[size=7]Bill would broaden deadly force rights[/size]
By Paul Flemming
The News-Press Tallahassee Bureau
Published by news-press.com on January 28, 2005
TALLAHASSEE — State Sen. Durell Peaden wants to make sure people have a right to use deadly force to shoot home intruders without fear of prosecution.
"We're talking about what most folks in my part of the world consider protecting their own," said Peaden, R-Crestview, of his proposed legislation.
As Florida's law now reads, people who use deadly force against someone in their home must be responding to a threat of death or great bodily harm.
Peaden's bill would make any intruder on someone's property — or a home they're visiting, their RV, car or tent — a threat that by definition justifies using deadly force.
The legislation has got the bill's author, the National Rifle Association, facing off against lobbyists for prosecutors, police and sheriffs.
The senator cites an Escambia County case in the wake of Hurricane Ivan as an example of the need for change.
In November, 77-year-old James Workman shot and killed a man that entered the trailer where he and his wife were living next to their storm-damaged home.
On Wednesday, Assistant State Attorney David Rimmer concluded that no charges should be brought, stating: "Mr. Workman clearly had the lawful right to protect his property, his wife and himself from an intruder.
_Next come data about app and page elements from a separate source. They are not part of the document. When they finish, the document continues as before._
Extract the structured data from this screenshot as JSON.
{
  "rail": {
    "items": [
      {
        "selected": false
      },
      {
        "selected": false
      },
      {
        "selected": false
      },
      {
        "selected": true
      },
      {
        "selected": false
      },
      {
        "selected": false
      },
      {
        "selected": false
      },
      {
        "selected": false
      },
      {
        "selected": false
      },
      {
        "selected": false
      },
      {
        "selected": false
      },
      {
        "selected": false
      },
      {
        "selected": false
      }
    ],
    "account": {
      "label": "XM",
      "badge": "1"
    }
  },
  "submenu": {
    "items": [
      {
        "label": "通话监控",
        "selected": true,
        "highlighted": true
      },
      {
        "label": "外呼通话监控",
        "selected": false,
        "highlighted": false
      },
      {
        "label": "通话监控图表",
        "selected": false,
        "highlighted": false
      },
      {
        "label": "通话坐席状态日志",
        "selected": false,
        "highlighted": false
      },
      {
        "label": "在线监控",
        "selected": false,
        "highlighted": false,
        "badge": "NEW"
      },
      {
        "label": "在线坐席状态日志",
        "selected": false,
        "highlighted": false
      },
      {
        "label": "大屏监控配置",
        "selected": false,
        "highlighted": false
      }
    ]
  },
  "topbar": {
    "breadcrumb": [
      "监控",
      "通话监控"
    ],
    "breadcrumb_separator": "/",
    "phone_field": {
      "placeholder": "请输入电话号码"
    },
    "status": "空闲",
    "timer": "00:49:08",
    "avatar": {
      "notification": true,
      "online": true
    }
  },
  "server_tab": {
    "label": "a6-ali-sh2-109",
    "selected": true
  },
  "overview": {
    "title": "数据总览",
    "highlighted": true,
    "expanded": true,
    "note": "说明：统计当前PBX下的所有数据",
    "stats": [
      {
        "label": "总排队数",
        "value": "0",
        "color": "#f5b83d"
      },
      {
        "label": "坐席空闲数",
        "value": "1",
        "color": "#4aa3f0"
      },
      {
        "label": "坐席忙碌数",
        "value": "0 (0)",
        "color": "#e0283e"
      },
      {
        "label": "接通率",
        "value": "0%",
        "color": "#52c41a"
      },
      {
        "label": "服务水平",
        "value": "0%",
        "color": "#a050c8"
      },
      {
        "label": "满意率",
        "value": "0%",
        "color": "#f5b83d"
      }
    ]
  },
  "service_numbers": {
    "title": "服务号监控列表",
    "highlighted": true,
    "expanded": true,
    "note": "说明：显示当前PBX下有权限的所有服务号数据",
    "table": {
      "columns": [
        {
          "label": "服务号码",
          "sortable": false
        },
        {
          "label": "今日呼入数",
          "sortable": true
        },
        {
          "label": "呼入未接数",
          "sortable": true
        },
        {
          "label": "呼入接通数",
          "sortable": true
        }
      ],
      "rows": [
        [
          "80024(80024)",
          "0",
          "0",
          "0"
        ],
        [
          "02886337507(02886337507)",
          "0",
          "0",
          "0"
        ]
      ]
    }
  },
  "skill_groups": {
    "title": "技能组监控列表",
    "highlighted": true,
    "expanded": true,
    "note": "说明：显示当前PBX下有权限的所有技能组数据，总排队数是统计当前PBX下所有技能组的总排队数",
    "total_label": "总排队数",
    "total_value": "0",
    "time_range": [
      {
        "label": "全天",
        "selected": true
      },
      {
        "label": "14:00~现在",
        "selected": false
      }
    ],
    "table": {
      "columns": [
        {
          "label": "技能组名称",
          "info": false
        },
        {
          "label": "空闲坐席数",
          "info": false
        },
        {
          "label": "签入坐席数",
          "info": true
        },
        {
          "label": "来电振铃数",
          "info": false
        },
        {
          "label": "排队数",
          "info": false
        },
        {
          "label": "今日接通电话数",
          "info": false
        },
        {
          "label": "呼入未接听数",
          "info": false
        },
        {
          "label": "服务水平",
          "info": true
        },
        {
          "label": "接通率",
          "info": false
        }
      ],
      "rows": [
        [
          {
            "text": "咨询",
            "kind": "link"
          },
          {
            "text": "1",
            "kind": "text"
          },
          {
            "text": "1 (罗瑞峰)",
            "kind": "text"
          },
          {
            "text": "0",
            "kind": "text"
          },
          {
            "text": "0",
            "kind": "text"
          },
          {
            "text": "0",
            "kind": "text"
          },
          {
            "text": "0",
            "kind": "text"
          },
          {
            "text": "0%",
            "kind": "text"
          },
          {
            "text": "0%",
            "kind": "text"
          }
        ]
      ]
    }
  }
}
Furthermore, the fact that Mr. Workman fired a shot in the ground demonstrates his caution and restraint."
The NRA wants to head off even the consideration of prosecuting people such as Workman.
"When someone breaks into your home in the middle of the night, you don't know why he's there," said Marion Hammer, an NRA lobbyist.
"You don't have time to say, 'Hey Mr. Criminal, are you here to rape me and kill me or are you just here to beat me and steal my jewelry?"'
Prosecutors and police officers say it's a solution to a problem that doesn't exist — that there is no case of someone being prosecuted for use of deadly force when they were protecting their home.
"Anecdotally, nobody in our association has been able to come up with a situation where this is a problem," said Bill Cervone, a Gainesville state attorney who's leading the efforts of the Florida Prosecuting Attorneys Association. "I don't know if it's wise to legislate against something that's a possibility."
Prosecutors, sheriff's and police association objections were enough to delay the first hearing of the bill in a Senate committee this week as lobbyists on both sides try to work out their differences.
An identical bill is filed in the House, sponsored by Rep. Dennis Baxley, R-Ocala.
The Florida Sheriffs Association is also concerned about unintended consequences.
"If you read (the bill), if you had a little boy or little girl out playing in the yard and they hit a ball into my yard ... the presumption is in there that he's over there to do harm to me. The other presumption is that I can just go ahead and shoot the kid for fear of my life," said Frank Messersmith, lobbyist for the sheriffs' group.